Walmart is creating "several hundred new e-commerce assistant manager roles" in stores for general merchandise in-store pickup and online grocery pickup. At low-volume stores, just one person will oversee both pickup operations, a Walmart spokesman told Retail Dive in an interview and confirmed by email on Wednesday.
The retail giant is also eliminating department managers in mobile sales departments, bringing in staff from wireless companies, the spokesman said. The entertainment department manager will now be responsible for the wireless area and pick up a few additional tasks, he said. Those who decide not to remain with the company will be offered severance (and job placement services, pending eligibility) over a 60-day transition period, he said in an email.

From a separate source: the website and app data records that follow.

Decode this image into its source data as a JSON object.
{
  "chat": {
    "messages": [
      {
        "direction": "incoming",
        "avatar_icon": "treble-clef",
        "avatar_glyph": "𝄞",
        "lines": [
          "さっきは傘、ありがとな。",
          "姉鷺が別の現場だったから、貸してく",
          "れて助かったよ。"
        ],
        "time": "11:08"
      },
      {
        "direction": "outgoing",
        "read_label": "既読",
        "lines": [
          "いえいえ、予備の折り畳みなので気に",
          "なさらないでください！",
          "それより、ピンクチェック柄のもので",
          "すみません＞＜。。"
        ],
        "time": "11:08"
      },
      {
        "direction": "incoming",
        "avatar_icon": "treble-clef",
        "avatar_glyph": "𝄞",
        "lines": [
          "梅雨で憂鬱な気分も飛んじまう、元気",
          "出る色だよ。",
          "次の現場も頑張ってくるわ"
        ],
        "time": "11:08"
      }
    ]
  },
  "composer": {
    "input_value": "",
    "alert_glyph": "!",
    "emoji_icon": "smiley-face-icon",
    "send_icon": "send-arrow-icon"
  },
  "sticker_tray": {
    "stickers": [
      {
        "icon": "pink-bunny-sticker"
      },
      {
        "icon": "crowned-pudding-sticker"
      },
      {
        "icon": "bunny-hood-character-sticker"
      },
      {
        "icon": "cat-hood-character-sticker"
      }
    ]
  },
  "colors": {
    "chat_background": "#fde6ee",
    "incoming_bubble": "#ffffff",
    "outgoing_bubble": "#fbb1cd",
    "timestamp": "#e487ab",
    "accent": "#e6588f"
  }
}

The Walmart spokesman also disputed a report from The Wall Street Journal Wednesday, which described the move as part of a cost-cutting effort. Rather, it's a realignment of resources, the company said. Most of the affected employees are hourly workers overseeing departments and not store managers, and would likely find similar work elsewhere in the store or at nearby locations. The spokesman didn't say how many stores or employees would be affected or where, noting that the assessment is "dynamic" and emphasizing that such workers have typically gone through the retailer's new training "academy" and have specialized skills that are valuable to the company.
Walmart is facing rising costs after a commitment to raise wages and amid an e-commerce revamp that is shrinking margins, but so far isn't shrinking its physical footprint all that much. Early last month the company announced plans to increase the starting wage for all hourly employees in the U.S. to $11, including at Walmart stores, Sam's Clubs, e-commerce operations, logistics and the company's headquarters.
"Retail is changing rapidly and over the past two years, we’ve been transforming too. We want to serve customers seamlessly, however they want to shop — in stores, online, from their mobile device or through pickup or delivery," the Walmart spokesman said in an email. "Our associates are fundamentally important to this effort, and success depends on having the right people in the right place at the right time. That means creating new roles while consolidating and redesigning others. We’ve undertaken this exercise at every level of our organization and will continue to do so as customer expectations transform what it means to shop in America."
The retail giant, which for half a century has perfected the logistics of offline retail, may also be overwhelmed by the costs of online retail. While its digital business is growing rapidly, margins are suffering amid the inefficiencies of e-commerce: Net e-commerce sales in the third quarter rose 50% and gross merchandise volume rose 54%, but gross profit margin declined 29 basis points, due mostly to price cuts in certain markets and the mixed effects of the growing e-commerce business, the retail giant said in November.
"They are likely losing a fortune supporting their e-commerce Walmart.com/Jet.com ramp up in volume," Mark Cohen, a former retail executive and now director of retail studies at Columbia University's Graduate School of Business, told Retail Dive in an email. "Unlike Amazon which has an AWS profit machine behind it, Walmart relies solely on their stores' base to drive their cash flow and profitability."
Walmart is becoming a cloud giant in its own right, using its proprietary cloud to power operations and drive customer data analysis. (The company has also reportedly pressed technology suppliers not to use Amazon’s cloud services, telling them to run their applications with another provider if they want to do business with the retail giant.)
Still, the reality is that any level of increased efficiency is valuable to Walmart, despite its insistence on Wednesday that the store restructuring through consolidation of department-level management is not driven by expense cuts. As with Amazon, which earlier this week announced the layoffs of several hundred employees, Walmart is a massive company that from time to time needs some slimming down. Earlier this year, Walmart said it would be cutting 1,000 corporate jobs (half have already occurred), on top of "a few dozen" last year), and last fall the company said it would restructure its U.S. store operations, including reductions in its divisions and geographic regions that entail eliminating positions.
The retail giant in the past has hurt store operations by eliminating store management, warned Cohen, who said it's not a good area to target when a retailer is in cost-cutting mode. The Walmart spokesman on Wednesday stressed that the department managers affected by its new effort are hourly employees and not management.
"Cutting store management positions as a result of improvements in policies and processes is an 'in the normal course' action and makes good sense. Cutting these positions just for the sake of reducing expenses is a fool's game, however," Cohen told Retail Dive in an email, adding that it's difficult to know which applies to Walmart right now.
Over a decade ago, after cutting night manager positions, Walmart instead locked in overnight workers, which invited lawsuits and loads of bad press, Cohen noted. "They certainly are devoted to improvements in operating efficiency, which leads to lower operating expenses," Cohen said. "They have in the past overplayed this hand though. But they've raised base wages throughout the enterprise, which may not be delivering the kind of productivity improvements that they expected."